Top of Data supplied

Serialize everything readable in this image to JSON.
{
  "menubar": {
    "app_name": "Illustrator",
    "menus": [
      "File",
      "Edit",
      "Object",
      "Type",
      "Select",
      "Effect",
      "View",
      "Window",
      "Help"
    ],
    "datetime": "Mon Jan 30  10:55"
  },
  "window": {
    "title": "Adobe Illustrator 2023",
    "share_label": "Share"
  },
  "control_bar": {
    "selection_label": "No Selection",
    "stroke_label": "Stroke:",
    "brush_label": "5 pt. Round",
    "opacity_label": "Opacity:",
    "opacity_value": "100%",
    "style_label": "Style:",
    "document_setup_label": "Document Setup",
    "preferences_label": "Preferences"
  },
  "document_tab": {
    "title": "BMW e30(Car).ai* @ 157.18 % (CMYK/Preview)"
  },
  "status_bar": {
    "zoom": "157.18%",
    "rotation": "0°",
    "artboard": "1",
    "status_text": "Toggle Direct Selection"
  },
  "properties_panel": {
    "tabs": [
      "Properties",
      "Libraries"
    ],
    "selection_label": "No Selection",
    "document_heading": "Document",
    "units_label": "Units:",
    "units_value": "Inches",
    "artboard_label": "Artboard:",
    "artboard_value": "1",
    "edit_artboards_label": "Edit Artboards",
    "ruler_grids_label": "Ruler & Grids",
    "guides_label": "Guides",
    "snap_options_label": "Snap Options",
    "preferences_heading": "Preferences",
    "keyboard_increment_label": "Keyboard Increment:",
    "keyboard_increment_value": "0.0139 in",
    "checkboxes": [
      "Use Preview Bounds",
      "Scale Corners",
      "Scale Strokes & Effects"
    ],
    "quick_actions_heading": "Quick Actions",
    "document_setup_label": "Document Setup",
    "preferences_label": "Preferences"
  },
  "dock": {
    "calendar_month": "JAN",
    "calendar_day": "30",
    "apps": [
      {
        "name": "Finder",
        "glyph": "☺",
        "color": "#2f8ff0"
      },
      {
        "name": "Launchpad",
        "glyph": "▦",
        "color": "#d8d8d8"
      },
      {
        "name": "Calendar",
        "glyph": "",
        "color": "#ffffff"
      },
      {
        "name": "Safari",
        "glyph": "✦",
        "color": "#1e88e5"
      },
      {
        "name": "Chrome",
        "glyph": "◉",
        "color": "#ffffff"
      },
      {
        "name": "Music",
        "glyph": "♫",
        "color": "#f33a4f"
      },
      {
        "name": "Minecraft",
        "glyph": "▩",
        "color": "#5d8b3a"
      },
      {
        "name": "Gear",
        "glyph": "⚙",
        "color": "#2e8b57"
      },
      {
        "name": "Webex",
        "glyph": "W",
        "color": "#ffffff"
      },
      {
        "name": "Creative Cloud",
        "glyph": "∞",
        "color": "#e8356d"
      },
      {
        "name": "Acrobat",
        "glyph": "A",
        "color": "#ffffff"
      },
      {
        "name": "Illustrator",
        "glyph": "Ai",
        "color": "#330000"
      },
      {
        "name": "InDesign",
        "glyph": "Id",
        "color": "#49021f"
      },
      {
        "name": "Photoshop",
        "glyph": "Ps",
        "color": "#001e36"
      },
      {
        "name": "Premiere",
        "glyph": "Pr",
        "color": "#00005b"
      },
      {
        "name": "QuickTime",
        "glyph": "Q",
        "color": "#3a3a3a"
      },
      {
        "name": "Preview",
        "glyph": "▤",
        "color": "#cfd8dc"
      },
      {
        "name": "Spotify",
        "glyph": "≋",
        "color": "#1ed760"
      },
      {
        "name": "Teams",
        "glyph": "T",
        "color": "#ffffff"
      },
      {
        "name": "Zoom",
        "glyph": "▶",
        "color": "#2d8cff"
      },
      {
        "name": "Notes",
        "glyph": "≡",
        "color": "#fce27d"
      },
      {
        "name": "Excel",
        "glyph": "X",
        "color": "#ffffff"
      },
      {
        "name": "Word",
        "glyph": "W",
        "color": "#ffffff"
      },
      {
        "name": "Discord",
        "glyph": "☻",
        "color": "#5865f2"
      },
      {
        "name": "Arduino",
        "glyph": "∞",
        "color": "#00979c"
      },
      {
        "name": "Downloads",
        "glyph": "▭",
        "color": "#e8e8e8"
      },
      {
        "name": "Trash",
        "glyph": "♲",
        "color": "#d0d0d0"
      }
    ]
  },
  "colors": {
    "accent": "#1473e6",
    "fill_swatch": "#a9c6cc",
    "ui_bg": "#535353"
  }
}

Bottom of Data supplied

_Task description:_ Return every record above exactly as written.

_Task output:_
Serialize everything readable in this image to JSON.
{
  "menubar": {
    "app_name": "Illustrator",
    "menus": [
      "File",
      "Edit",
      "Object",
      "Type",
      "Select",
      "Effect",
      "View",
      "Window",
      "Help"
    ],
    "datetime": "Mon Jan 30  10:55"
  },
  "window": {
    "title": "Adobe Illustrator 2023",
    "share_label": "Share"
  },
  "control_bar": {
    "selection_label": "No Selection",
    "stroke_label": "Stroke:",
    "brush_label": "5 pt. Round",
    "opacity_label": "Opacity:",
    "opacity_value": "100%",
    "style_label": "Style:",
    "document_setup_label": "Document Setup",
    "preferences_label": "Preferences"
  },
  "document_tab": {
    "title": "BMW e30(Car).ai* @ 157.18 % (CMYK/Preview)"
  },
  "status_bar": {
    "zoom": "157.18%",
    "rotation": "0°",
    "artboard": "1",
    "status_text": "Toggle Direct Selection"
  },
  "properties_panel": {
    "tabs": [
      "Properties",
      "Libraries"
    ],
    "selection_label": "No Selection",
    "document_heading": "Document",
    "units_label": "Units:",
    "units_value": "Inches",
    "artboard_label": "Artboard:",
    "artboard_value": "1",
    "edit_artboards_label": "Edit Artboards",
    "ruler_grids_label": "Ruler & Grids",
    "guides_label": "Guides",
    "snap_options_label": "Snap Options",
    "preferences_heading": "Preferences",
    "keyboard_increment_label": "Keyboard Increment:",
    "keyboard_increment_value": "0.0139 in",
    "checkboxes": [
      "Use Preview Bounds",
      "Scale Corners",
      "Scale Strokes & Effects"
    ],
    "quick_actions_heading": "Quick Actions",
    "document_setup_label": "Document Setup",
    "preferences_label": "Preferences"
  },
  "dock": {
    "calendar_month": "JAN",
    "calendar_day": "30",
    "apps": [
      {
        "name": "Finder",
        "glyph": "☺",
        "color": "#2f8ff0"
      },
      {
        "name": "Launchpad",
        "glyph": "▦",
        "color": "#d8d8d8"
      },
      {
        "name": "Calendar",
        "glyph": "",
        "color": "#ffffff"
      },
      {
        "name": "Safari",
        "glyph": "✦",
        "color": "#1e88e5"
      },
      {
        "name": "Chrome",
        "glyph": "◉",
        "color": "#ffffff"
      },
      {
        "name": "Music",
        "glyph": "♫",
        "color": "#f33a4f"
      },
      {
        "name": "Minecraft",
        "glyph": "▩",
        "color": "#5d8b3a"
      },
      {
        "name": "Gear",
        "glyph": "⚙",
        "color": "#2e8b57"
      },
      {
        "name": "Webex",
        "glyph": "W",
        "color": "#ffffff"
      },
      {
        "name": "Creative Cloud",
        "glyph": "∞",
        "color": "#e8356d"
      },
      {
        "name": "Acrobat",
        "glyph": "A",
        "color": "#ffffff"
      },
      {
        "name": "Illustrator",
        "glyph": "Ai",
        "color": "#330000"
      },
      {
        "name": "InDesign",
        "glyph": "Id",
        "color": "#49021f"
      },
      {
        "name": "Photoshop",
        "glyph": "Ps",
        "color": "#001e36"
      },
      {
        "name": "Premiere",
        "glyph": "Pr",
        "color": "#00005b"
      },
      {
        "name": "QuickTime",
        "glyph": "Q",
        "color": "#3a3a3a"
      },
      {
        "name": "Preview",
        "glyph": "▤",
        "color": "#cfd8dc"
      },
      {
        "name": "Spotify",
        "glyph": "≋",
        "color": "#1ed760"
      },
      {
        "name": "Teams",
        "glyph": "T",
        "color": "#ffffff"
      },
      {
        "name": "Zoom",
        "glyph": "▶",
        "color": "#2d8cff"
      },
      {
        "name": "Notes",
        "glyph": "≡",
        "color": "#fce27d"
      },
      {
        "name": "Excel",
        "glyph": "X",
        "color": "#ffffff"
      },
      {
        "name": "Word",
        "glyph": "W",
        "color": "#ffffff"
      },
      {
        "name": "Discord",
        "glyph": "☻",
        "color": "#5865f2"
      },
      {
        "name": "Arduino",
        "glyph": "∞",
        "color": "#00979c"
      },
      {
        "name": "Downloads",
        "glyph": "▭",
        "color": "#e8e8e8"
      },
      {
        "name": "Trash",
        "glyph": "♲",
        "color": "#d0d0d0"
      }
    ]
  },
  "colors": {
    "accent": "#1473e6",
    "fill_swatch": "#a9c6cc",
    "ui_bg": "#535353"
  }
}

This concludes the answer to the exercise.